MPs have signed a motion warning against “politically correct bias” and the issue has also been debated in Parliament and attracted media comment.
The Charity Commission has refused to register the group because its Holy Communion services are for members only.
The Christian Institute is intervening in the case in a bid to protect religious liberty for all churches.
More than 60 MPs have signed an Early Day Motion saying they believe “Christian groups who are serving the community have the right to charitable status and should not be subject to politically correct bias”.
MPs from Labour, the Conservatives, Liberal Democrats, and the Scottish National Party say that the Brethren group involved “does a lot of good work for charity and community groups”.
They warned that the case has “widespread implications for all Christian charitable trusts”.
Over the weekend, Quentin Letts in the Daily Mail warned that the Brethren have been “picked on”.
He said: “The Brethren choose not to vote in elections. So maybe the commission thought MPs would not care about them.

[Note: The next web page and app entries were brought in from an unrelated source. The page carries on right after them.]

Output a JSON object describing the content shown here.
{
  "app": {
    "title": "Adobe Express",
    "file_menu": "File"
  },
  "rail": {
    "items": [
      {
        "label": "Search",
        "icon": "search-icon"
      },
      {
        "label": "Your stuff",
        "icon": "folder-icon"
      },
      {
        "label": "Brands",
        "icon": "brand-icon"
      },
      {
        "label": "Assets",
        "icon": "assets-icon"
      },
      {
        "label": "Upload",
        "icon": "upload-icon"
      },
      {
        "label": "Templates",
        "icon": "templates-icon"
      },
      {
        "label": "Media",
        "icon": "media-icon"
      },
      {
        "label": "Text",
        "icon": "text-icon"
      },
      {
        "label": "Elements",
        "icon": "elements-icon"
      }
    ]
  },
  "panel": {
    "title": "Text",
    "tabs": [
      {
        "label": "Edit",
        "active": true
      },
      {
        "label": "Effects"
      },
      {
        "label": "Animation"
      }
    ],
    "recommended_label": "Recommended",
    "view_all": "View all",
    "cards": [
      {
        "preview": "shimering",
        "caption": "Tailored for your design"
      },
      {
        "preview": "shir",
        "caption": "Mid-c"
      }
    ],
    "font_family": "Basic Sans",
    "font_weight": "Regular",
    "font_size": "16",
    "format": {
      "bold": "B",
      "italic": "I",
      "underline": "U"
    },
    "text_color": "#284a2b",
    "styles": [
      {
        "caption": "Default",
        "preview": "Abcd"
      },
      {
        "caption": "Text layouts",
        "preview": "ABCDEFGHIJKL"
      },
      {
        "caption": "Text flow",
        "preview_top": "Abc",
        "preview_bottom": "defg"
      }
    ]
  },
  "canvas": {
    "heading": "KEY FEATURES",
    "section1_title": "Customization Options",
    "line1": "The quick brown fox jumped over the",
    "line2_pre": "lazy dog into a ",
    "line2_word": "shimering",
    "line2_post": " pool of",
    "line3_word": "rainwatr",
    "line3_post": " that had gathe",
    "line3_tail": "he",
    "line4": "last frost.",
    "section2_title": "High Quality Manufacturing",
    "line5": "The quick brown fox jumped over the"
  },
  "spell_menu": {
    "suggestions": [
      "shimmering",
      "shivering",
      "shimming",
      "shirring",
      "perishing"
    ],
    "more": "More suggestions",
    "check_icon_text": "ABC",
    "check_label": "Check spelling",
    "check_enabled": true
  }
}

“Wrong. A Westminster debate this week erupted with anger at what MPs considered the Brethren’s mistreatment.”
Over 40 MPs took part in the debate in Westminster Hall and Government minister Nick Hurd called for the issue to be resolved quickly.
The row, which has been going on for seven years, began after the Commission denied charitable status to one of the Brethren group’s assemblies in Devon.
A spokeswoman for the Commission has said: “The application [by the brethren] was not accepted on the basis that we were unable to conclude that the organisation is established for the advancement of religion for public benefit within the relevant law.”